### What to work on
Using the string "Schema" as the key, pull each matching line out of the records below.

### Given data
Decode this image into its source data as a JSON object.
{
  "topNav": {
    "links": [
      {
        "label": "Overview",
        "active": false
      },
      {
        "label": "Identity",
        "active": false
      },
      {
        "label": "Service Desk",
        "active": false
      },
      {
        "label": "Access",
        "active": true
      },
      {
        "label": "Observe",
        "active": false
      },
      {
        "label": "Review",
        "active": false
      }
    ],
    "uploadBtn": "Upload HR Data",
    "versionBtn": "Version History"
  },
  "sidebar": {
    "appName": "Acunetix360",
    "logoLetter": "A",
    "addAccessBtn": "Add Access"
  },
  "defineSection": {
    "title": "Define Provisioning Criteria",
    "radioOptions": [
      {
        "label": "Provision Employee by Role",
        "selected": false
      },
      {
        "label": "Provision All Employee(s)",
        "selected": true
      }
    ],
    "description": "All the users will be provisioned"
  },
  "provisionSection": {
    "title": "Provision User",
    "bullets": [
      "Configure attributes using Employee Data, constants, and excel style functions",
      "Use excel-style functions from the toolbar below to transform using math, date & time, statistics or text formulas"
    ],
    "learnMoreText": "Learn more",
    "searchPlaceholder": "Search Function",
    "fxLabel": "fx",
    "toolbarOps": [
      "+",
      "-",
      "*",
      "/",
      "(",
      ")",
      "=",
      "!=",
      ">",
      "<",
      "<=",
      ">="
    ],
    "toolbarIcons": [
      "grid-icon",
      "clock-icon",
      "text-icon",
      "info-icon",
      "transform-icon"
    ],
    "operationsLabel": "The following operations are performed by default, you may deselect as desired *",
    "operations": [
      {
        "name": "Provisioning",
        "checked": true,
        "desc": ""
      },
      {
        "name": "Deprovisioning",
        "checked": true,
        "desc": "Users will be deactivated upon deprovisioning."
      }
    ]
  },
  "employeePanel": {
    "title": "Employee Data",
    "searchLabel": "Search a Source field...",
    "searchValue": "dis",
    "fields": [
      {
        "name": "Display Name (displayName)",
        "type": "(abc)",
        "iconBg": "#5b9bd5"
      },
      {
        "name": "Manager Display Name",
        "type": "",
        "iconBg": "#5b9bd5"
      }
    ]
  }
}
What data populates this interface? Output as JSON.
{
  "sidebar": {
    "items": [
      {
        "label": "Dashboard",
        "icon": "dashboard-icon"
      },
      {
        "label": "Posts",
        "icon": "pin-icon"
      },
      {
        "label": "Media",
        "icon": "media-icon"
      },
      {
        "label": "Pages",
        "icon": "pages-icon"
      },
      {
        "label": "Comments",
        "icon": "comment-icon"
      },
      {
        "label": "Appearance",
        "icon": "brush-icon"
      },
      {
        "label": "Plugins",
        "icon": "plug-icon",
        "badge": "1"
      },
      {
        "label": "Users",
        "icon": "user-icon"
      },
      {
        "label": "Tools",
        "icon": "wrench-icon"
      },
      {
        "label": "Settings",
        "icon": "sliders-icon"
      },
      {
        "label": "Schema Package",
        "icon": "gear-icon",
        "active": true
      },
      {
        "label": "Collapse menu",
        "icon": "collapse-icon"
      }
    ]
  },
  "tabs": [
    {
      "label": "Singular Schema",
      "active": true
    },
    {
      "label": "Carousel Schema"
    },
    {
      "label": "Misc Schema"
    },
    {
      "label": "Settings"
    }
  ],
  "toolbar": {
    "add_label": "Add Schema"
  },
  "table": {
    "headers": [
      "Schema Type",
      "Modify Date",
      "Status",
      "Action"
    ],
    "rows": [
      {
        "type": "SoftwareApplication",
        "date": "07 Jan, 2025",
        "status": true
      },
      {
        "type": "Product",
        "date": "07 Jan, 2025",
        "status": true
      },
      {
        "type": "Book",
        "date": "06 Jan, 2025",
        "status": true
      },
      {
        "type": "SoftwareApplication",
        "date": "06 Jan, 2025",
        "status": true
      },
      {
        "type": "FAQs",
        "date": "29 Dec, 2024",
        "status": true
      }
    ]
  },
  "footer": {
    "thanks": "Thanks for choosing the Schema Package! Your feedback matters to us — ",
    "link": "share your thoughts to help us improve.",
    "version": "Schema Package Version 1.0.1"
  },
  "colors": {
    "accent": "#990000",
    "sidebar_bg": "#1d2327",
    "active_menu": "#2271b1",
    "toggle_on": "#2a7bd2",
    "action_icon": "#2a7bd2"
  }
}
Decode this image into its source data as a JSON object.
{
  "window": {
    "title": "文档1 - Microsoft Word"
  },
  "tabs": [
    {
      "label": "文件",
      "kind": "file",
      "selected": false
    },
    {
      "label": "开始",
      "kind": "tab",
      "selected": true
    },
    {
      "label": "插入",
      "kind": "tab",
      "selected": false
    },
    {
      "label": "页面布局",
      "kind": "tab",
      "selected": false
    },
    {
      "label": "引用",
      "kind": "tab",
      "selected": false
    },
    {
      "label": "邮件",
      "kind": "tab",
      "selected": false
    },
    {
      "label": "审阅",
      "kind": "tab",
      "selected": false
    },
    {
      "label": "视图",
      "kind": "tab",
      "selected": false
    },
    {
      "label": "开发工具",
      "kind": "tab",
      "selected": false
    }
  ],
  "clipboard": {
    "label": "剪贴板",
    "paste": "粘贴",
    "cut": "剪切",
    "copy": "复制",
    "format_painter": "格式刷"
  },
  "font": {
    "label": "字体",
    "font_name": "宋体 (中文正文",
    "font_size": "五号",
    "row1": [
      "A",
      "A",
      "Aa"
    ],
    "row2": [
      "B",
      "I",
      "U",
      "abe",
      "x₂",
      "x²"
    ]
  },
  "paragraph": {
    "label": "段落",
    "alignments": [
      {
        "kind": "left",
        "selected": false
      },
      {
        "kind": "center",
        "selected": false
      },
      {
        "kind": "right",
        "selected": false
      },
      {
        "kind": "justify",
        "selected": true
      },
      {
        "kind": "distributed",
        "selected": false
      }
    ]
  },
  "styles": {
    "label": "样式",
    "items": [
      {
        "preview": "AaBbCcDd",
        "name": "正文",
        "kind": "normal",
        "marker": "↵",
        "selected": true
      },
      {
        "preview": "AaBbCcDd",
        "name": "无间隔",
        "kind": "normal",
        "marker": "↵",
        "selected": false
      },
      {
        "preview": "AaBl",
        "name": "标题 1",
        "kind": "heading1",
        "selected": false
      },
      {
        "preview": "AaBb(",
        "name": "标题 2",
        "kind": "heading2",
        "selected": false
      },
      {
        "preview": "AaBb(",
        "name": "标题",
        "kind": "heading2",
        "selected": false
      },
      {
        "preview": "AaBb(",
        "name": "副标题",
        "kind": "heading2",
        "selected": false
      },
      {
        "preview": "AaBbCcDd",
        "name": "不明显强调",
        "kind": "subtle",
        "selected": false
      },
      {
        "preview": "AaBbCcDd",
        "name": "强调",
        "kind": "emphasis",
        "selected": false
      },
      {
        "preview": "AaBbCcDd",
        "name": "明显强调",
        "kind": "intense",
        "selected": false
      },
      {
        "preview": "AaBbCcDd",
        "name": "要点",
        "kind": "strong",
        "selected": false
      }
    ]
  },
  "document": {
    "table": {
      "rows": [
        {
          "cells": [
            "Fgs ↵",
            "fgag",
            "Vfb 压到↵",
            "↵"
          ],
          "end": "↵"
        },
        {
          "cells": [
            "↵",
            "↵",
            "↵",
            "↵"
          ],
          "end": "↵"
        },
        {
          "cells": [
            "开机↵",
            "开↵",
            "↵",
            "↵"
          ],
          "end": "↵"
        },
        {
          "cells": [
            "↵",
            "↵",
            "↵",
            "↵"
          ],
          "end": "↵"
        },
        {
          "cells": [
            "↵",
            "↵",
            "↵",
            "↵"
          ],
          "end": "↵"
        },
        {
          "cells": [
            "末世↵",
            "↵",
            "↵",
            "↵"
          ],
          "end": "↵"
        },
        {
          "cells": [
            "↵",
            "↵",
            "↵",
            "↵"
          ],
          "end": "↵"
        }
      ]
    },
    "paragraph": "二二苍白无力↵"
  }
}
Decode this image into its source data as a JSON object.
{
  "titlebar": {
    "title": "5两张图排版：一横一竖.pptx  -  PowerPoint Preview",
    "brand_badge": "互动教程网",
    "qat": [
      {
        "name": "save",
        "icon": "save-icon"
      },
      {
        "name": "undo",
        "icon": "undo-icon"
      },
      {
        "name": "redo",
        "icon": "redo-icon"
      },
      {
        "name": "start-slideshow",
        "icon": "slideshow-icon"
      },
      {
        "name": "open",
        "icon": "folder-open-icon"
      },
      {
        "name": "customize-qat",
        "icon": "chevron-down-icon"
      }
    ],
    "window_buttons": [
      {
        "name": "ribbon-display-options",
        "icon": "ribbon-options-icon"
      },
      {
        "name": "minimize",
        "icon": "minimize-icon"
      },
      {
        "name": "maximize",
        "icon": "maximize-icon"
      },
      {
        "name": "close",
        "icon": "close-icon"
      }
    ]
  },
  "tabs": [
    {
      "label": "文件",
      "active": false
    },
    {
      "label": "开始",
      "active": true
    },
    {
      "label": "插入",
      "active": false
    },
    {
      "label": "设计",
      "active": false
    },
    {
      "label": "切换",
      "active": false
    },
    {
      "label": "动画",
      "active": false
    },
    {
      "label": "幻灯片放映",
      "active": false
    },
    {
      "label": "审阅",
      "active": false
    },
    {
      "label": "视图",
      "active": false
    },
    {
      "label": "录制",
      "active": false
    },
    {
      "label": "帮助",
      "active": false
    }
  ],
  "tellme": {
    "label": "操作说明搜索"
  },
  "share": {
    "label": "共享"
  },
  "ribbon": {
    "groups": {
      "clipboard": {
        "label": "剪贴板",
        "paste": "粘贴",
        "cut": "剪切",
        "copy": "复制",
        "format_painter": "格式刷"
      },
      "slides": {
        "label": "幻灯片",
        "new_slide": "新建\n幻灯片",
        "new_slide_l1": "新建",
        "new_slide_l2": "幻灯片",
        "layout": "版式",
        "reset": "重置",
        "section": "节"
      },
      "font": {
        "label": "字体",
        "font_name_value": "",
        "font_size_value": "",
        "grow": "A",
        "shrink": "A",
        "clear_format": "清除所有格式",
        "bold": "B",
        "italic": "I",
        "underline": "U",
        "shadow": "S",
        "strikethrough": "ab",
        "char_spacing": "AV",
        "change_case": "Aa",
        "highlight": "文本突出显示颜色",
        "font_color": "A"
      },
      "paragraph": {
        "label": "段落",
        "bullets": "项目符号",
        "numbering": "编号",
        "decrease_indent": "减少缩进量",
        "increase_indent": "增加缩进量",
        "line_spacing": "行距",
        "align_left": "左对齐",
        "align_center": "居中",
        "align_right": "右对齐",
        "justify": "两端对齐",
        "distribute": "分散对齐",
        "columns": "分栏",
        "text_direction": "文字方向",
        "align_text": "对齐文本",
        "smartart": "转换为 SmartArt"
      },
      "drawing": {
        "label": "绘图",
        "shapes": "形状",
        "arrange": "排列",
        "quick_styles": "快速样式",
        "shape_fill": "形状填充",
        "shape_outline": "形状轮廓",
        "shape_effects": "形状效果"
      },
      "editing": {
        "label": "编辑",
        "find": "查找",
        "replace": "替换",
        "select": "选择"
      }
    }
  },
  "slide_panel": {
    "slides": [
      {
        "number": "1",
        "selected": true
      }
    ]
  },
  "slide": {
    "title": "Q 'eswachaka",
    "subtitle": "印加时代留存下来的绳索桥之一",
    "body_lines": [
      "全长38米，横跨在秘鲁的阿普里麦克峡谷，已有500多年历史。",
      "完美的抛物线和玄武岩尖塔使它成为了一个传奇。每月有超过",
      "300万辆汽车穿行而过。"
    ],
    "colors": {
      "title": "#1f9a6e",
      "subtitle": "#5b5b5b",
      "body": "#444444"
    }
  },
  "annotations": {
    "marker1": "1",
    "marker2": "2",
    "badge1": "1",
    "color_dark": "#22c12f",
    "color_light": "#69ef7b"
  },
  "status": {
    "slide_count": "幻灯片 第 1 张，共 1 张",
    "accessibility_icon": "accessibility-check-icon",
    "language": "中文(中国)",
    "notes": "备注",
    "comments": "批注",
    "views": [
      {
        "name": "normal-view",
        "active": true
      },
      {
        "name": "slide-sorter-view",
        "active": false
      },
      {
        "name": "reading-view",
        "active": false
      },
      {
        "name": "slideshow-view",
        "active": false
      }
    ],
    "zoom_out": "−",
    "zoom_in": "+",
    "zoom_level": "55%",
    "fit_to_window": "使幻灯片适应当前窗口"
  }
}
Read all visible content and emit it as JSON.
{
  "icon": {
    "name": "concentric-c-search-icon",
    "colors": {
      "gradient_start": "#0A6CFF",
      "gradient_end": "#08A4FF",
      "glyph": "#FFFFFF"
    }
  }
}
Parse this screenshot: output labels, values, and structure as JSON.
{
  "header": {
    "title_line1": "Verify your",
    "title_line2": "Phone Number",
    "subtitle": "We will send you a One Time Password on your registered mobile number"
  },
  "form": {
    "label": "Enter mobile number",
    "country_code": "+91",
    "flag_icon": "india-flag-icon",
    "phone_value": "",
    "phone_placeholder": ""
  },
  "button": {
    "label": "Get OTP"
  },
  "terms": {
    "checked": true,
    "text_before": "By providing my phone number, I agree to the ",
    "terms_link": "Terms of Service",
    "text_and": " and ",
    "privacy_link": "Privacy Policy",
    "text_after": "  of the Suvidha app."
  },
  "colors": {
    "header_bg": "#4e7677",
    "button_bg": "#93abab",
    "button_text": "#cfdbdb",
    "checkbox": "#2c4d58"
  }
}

### Your solution
        "label": "Schema Package",
      "label": "Singular Schema",
      "label": "Carousel Schema"
      "label": "Misc Schema"
    "add_label": "Add Schema"
      "Schema Type",
    "thanks": "Thanks for choosing the Schema Package! Your feedback matters to us — ",
    "version": "Schema Package Version 1.0.1"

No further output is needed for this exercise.